EXERCISE = Filter the lines below, copying only those with the string "this".

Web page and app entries
● ● ● ● ●

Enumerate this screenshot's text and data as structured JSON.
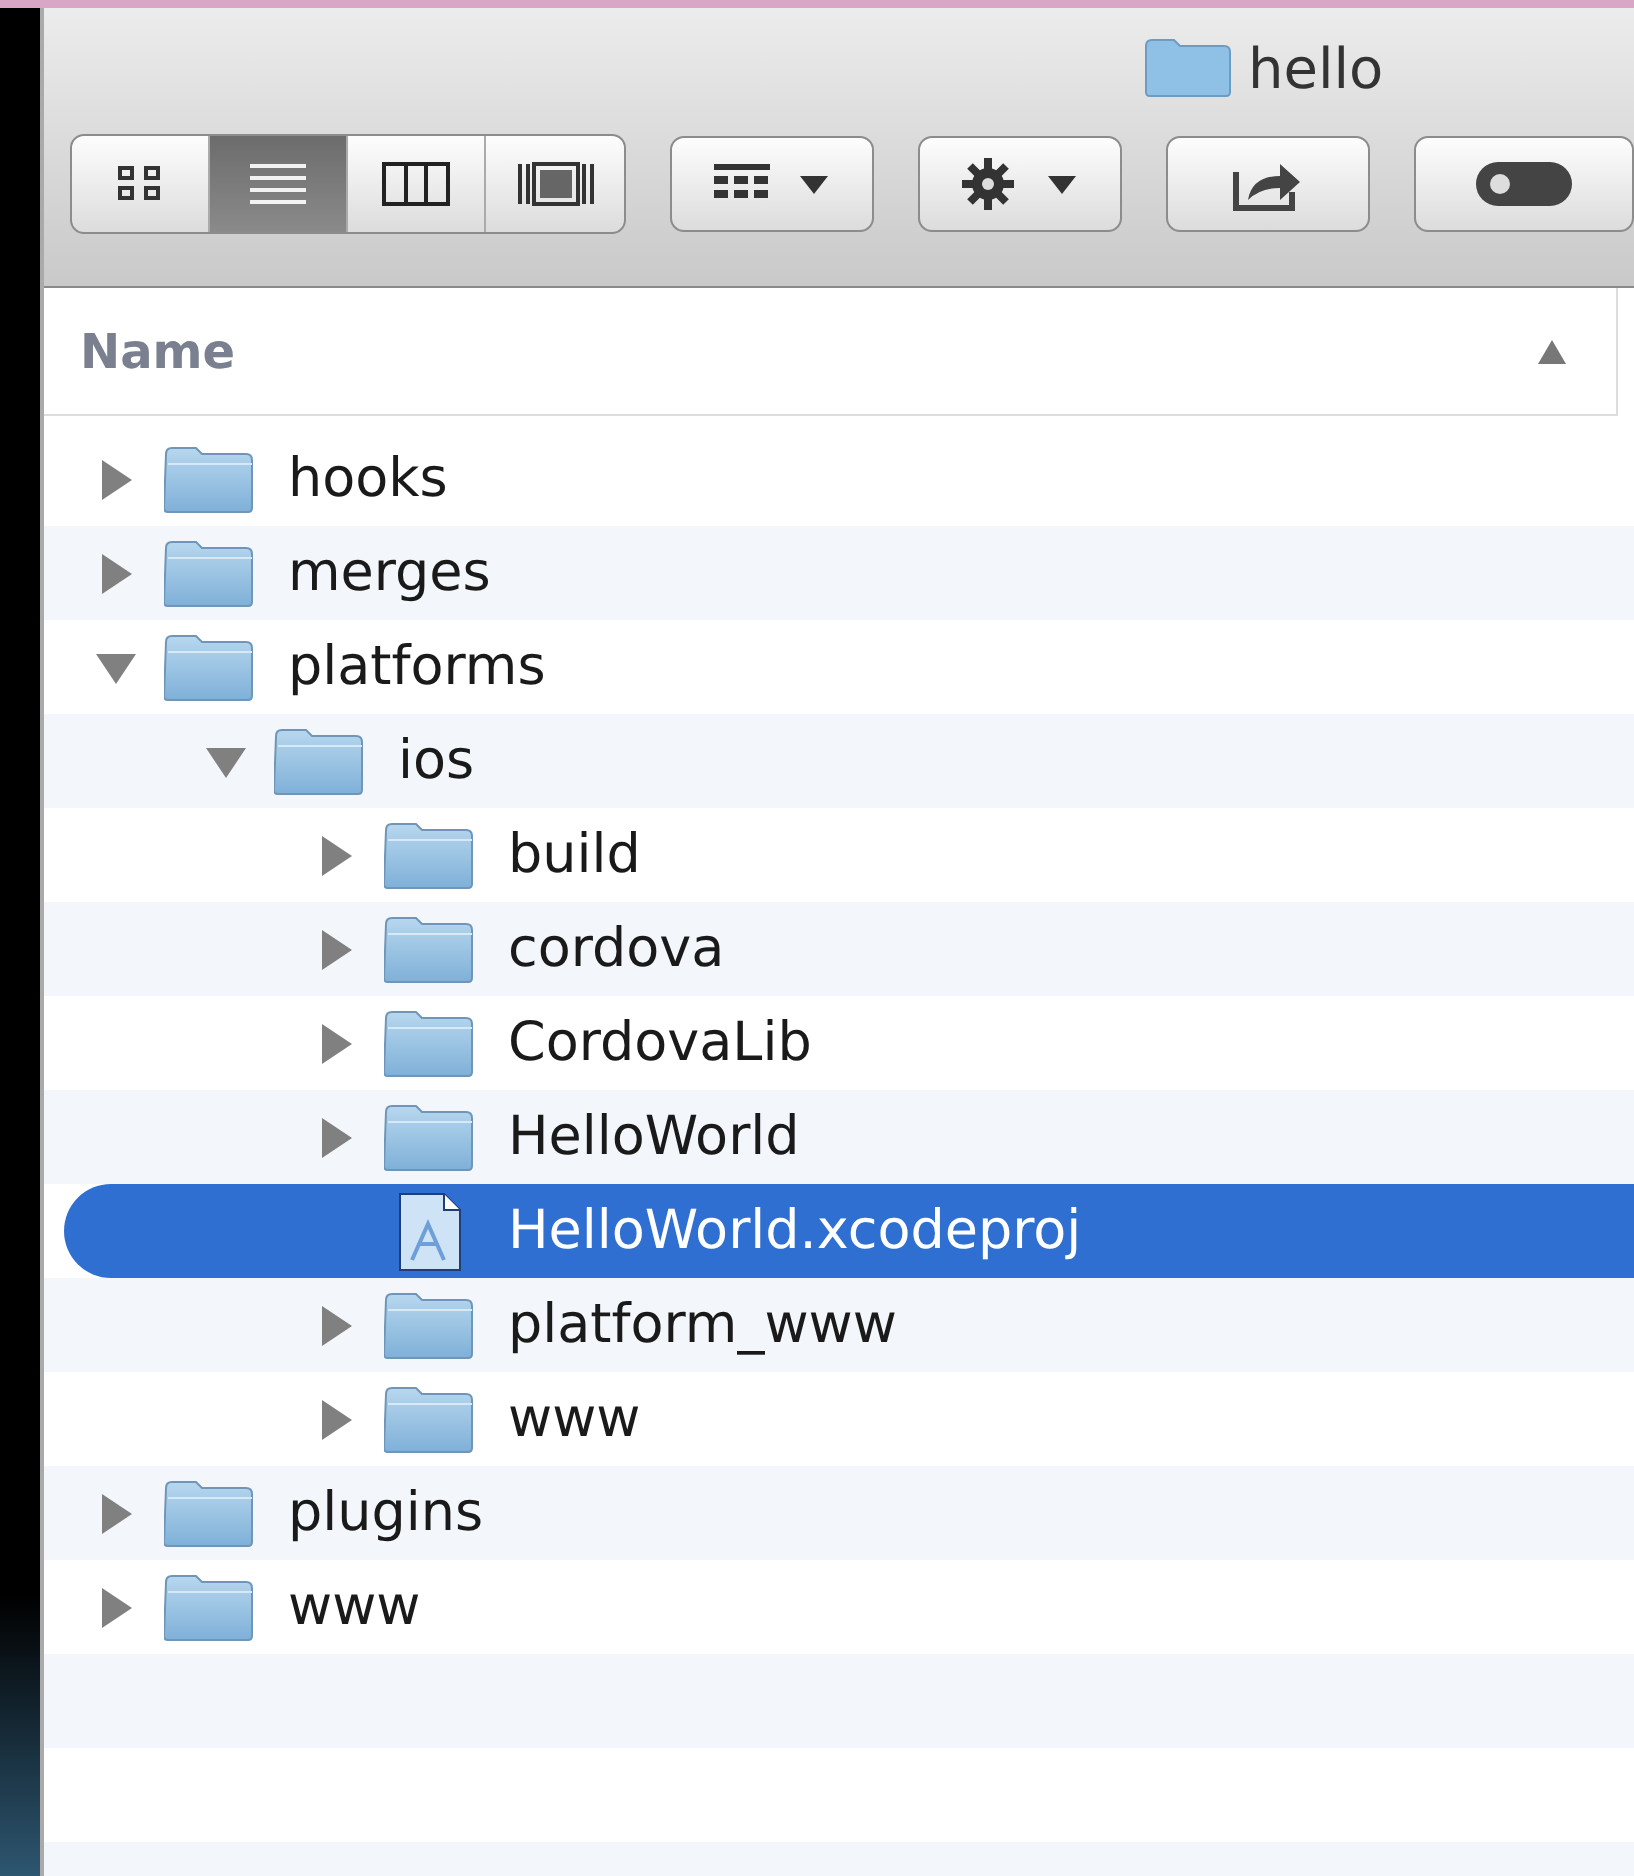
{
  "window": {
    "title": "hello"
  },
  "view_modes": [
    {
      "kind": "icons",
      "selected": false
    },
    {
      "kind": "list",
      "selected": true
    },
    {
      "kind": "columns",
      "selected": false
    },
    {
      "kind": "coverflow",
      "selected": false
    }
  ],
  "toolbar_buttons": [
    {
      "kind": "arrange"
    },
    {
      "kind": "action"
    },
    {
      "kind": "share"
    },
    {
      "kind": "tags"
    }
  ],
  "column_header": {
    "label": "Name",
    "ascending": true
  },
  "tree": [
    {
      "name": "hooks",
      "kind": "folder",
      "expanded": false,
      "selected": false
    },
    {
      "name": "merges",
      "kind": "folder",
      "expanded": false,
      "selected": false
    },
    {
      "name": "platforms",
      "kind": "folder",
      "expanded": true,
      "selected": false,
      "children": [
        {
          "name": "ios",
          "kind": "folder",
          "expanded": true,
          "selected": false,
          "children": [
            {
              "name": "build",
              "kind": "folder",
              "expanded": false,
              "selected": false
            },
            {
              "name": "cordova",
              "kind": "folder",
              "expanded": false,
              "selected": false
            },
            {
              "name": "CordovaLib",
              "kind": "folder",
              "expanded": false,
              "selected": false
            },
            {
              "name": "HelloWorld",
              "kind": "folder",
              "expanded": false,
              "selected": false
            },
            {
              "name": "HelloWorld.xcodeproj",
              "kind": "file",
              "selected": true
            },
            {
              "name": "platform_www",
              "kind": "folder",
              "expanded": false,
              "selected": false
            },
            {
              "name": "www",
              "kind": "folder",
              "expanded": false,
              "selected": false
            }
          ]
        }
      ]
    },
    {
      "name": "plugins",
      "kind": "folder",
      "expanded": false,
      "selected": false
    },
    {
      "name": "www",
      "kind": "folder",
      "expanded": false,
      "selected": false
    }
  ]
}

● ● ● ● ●

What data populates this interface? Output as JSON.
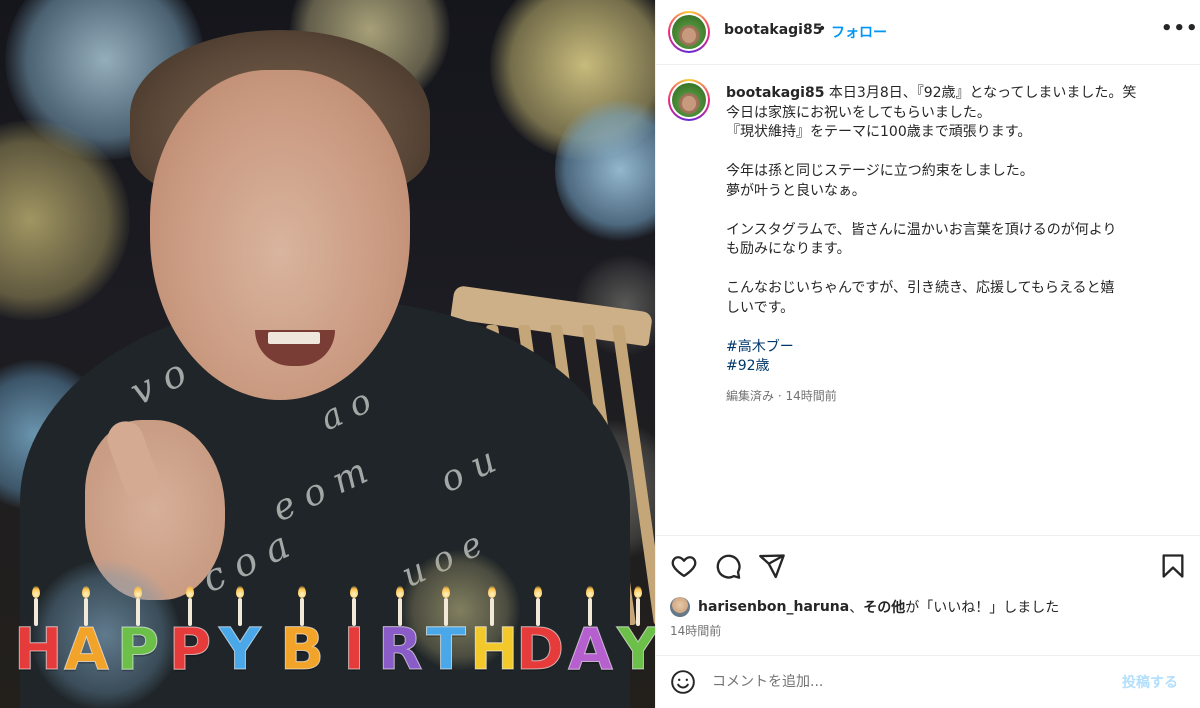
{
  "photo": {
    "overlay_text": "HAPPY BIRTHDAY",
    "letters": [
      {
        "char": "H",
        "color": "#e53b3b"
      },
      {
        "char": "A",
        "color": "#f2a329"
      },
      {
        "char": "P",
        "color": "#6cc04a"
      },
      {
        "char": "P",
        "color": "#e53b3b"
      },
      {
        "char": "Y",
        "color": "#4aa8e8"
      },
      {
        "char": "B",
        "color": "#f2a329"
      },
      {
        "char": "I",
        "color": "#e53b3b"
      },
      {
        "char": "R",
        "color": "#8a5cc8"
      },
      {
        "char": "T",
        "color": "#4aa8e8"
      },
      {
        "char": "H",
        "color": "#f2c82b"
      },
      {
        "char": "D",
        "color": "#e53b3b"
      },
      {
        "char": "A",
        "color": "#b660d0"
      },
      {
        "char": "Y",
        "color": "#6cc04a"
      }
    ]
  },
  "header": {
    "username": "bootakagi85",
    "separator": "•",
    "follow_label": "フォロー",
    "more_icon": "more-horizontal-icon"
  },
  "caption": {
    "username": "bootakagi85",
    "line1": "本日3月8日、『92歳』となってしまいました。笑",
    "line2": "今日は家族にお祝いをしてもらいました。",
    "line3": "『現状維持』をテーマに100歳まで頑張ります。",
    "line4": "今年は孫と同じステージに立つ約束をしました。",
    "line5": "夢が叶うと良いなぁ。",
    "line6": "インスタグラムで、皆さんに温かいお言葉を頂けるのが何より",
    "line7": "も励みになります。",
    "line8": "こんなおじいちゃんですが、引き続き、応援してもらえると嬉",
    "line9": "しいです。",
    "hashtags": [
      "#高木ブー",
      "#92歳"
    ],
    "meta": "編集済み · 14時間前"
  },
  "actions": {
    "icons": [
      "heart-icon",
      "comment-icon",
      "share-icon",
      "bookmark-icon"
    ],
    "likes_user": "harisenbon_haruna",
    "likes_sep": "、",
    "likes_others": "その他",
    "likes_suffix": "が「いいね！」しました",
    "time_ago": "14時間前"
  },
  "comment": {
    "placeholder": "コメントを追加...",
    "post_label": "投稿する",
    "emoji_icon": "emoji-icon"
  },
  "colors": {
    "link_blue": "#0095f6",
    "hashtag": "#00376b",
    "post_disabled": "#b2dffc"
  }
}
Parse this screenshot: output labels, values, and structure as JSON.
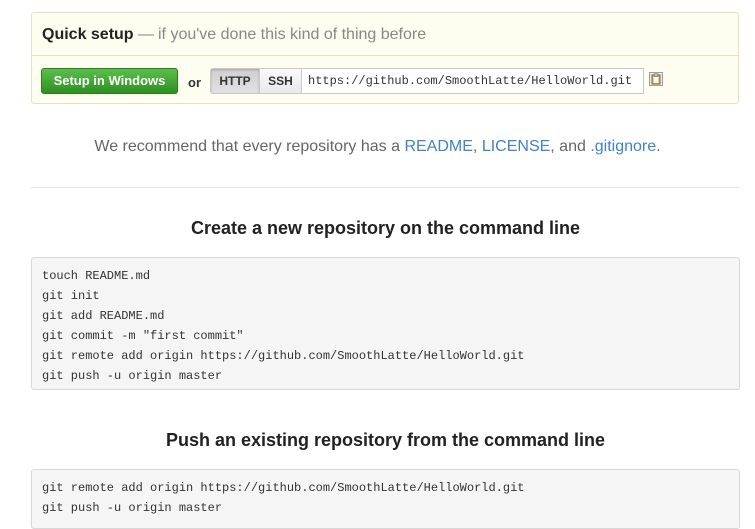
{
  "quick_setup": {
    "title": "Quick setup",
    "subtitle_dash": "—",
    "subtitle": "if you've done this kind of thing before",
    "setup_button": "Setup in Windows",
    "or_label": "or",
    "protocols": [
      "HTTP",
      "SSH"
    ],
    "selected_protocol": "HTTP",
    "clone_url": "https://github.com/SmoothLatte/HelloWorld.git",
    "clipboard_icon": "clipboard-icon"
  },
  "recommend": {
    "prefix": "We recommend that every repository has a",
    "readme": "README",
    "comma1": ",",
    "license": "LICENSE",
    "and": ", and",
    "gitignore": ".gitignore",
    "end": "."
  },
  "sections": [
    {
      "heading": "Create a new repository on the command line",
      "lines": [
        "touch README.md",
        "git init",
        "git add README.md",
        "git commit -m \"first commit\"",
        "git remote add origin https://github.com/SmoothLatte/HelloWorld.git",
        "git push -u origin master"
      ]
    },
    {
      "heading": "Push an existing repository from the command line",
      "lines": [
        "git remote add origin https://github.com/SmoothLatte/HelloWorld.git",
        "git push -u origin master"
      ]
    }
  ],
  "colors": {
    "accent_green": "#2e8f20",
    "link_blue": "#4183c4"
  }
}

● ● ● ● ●

YOUR RESPONSE =
Enumerate this screenshot's text and data as structured JSON.
What data populates this interface? Output as JSON.
Parse this screenshot: output labels, values, and structure as JSON.
    "subtitle": "if you've done this kind of thing before",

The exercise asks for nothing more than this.